When ’s The Kiss
was first displayed in the United States, at the World’s Columbian Exposition in Chicago in 1893, it was deemed unsuitable for public display. Anyone who wanted to view the piece had to submit an individual application.
Though it’s hard to imagine today, the bronze sculpture depicting the adulterous 13th-century Italian lovers Paolo and Francesca in an amorous embrace was so visceral and evocative that it was once deemed to be as controversial as a work like ’s My Bed
, the British artist’s 1998 Turner Prize-nominated installation, in which she displayed her unmade bed strewn with dirty tissues, sanitary pads, and condoms.
Rodin began The Kiss around 1883 as part of The Gates of Hell, a huge commission begun in 1880. Although the project was never completed, it would become Rodin’s most important work. The original concept was to illustrate the first of the three cantica forming Dante’s Divine Comedy, the 14th-century epic poem that Rodin adored and read again and again.
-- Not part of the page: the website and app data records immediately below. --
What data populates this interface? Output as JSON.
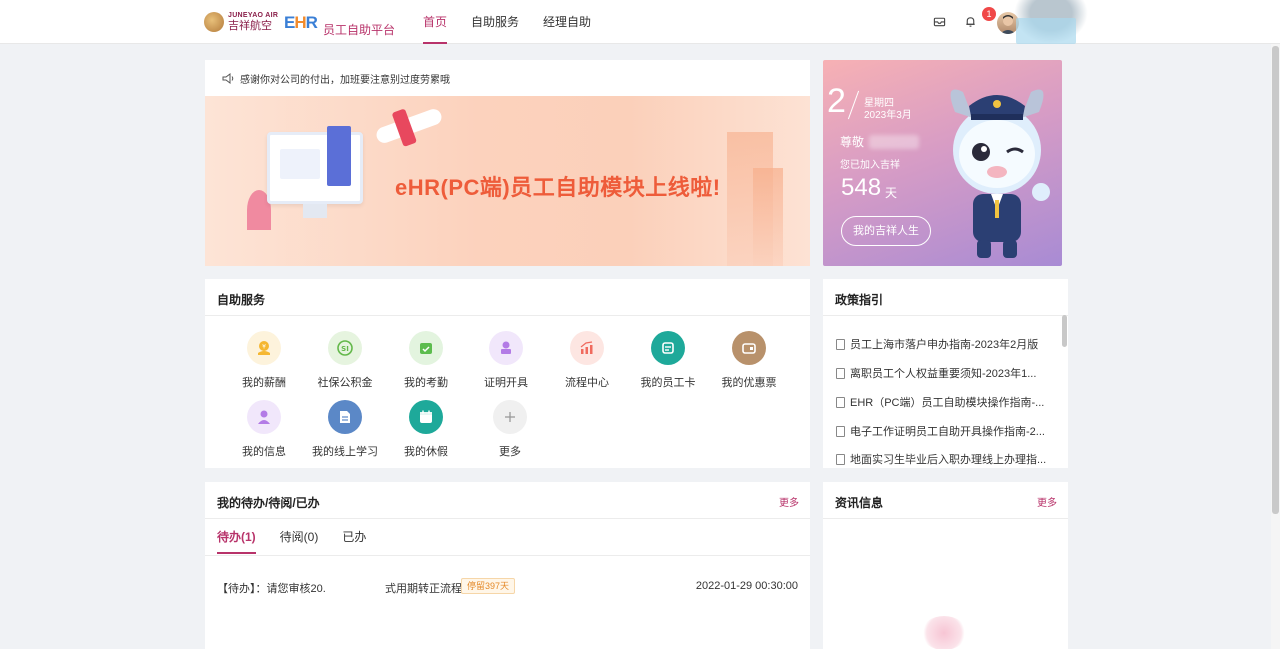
{
  "header": {
    "logo_en": "JUNEYAO AIR",
    "logo_cn": "吉祥航空",
    "ehr_logo": "EHR",
    "platform_title": "员工自助平台",
    "nav": [
      {
        "label": "首页",
        "active": true
      },
      {
        "label": "自助服务",
        "active": false
      },
      {
        "label": "经理自助",
        "active": false
      }
    ],
    "notification_count": "1",
    "icons": [
      "mail-icon",
      "bell-icon"
    ]
  },
  "notice": {
    "icon": "speaker-icon",
    "text": "感谢你对公司的付出，加班要注意别过度劳累哦"
  },
  "banner": {
    "title": "eHR(PC端)员工自助模块上线啦!"
  },
  "profile": {
    "day": "2",
    "weekday": "星期四",
    "year_month": "2023年3月",
    "greeting": "尊敬",
    "joined_text": "您已加入吉祥",
    "days": "548",
    "days_unit": "天",
    "life_button": "我的吉祥人生"
  },
  "self_service": {
    "title": "自助服务",
    "items": [
      {
        "label": "我的薪酬",
        "icon": "salary-icon",
        "color": "#f5b731",
        "bg": "#fdf3dc"
      },
      {
        "label": "社保公积金",
        "icon": "social-security-icon",
        "color": "#63b84a",
        "bg": "#e6f4df"
      },
      {
        "label": "我的考勤",
        "icon": "attendance-icon",
        "color": "#5cbc4e",
        "bg": "#e3f4df"
      },
      {
        "label": "证明开具",
        "icon": "certificate-icon",
        "color": "#b37be6",
        "bg": "#f1e7fb"
      },
      {
        "label": "流程中心",
        "icon": "process-icon",
        "color": "#f06a5e",
        "bg": "#fde6e2"
      },
      {
        "label": "我的员工卡",
        "icon": "employee-card-icon",
        "color": "#ffffff",
        "bg": "#1ea99a"
      },
      {
        "label": "我的优惠票",
        "icon": "discount-ticket-icon",
        "color": "#ffffff",
        "bg": "#b8916b"
      },
      {
        "label": "我的信息",
        "icon": "profile-icon",
        "color": "#b37be6",
        "bg": "#f1e7fb"
      },
      {
        "label": "我的线上学习",
        "icon": "learning-icon",
        "color": "#ffffff",
        "bg": "#5b88c7"
      },
      {
        "label": "我的休假",
        "icon": "vacation-icon",
        "color": "#ffffff",
        "bg": "#1ea99a"
      },
      {
        "label": "更多",
        "icon": "plus-icon",
        "color": "#999999",
        "bg": "#f0f0f0"
      }
    ]
  },
  "policy": {
    "title": "政策指引",
    "items": [
      "员工上海市落户申办指南-2023年2月版",
      "离职员工个人权益重要须知-2023年1...",
      "EHR（PC端）员工自助模块操作指南-...",
      "电子工作证明员工自助开具操作指南-2...",
      "地面实习生毕业后入职办理线上办理指..."
    ]
  },
  "todo": {
    "title": "我的待办/待阅/已办",
    "more": "更多",
    "tabs": [
      {
        "label": "待办(1)",
        "active": true
      },
      {
        "label": "待阅(0)",
        "active": false
      },
      {
        "label": "已办",
        "active": false
      }
    ],
    "rows": [
      {
        "prefix": "【待办】：请您审核20.",
        "name": "式用期转正流程",
        "tag": "停留397天",
        "time": "2022-01-29 00:30:00"
      }
    ]
  },
  "news": {
    "title": "资讯信息",
    "more": "更多"
  },
  "colors": {
    "brand": "#b8336a",
    "banner_title": "#ee5c3a",
    "badge": "#f04848"
  }
}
At the time of the artist’s death in 1917, The Gates of Hell contained 180 individual sculptures, including many of his most famous works: The Thinker, the magnificently sensual Torse d’Adèle, and Eternal Spring.
For Rodin, The Gates became a sort of laboratory of the human condition in which he captured the physical manifestations of different states and emotions with his expressive modelling of clay and bronze work. But how, exactly, did he manage to create such heightened and absorbing representations of human experience?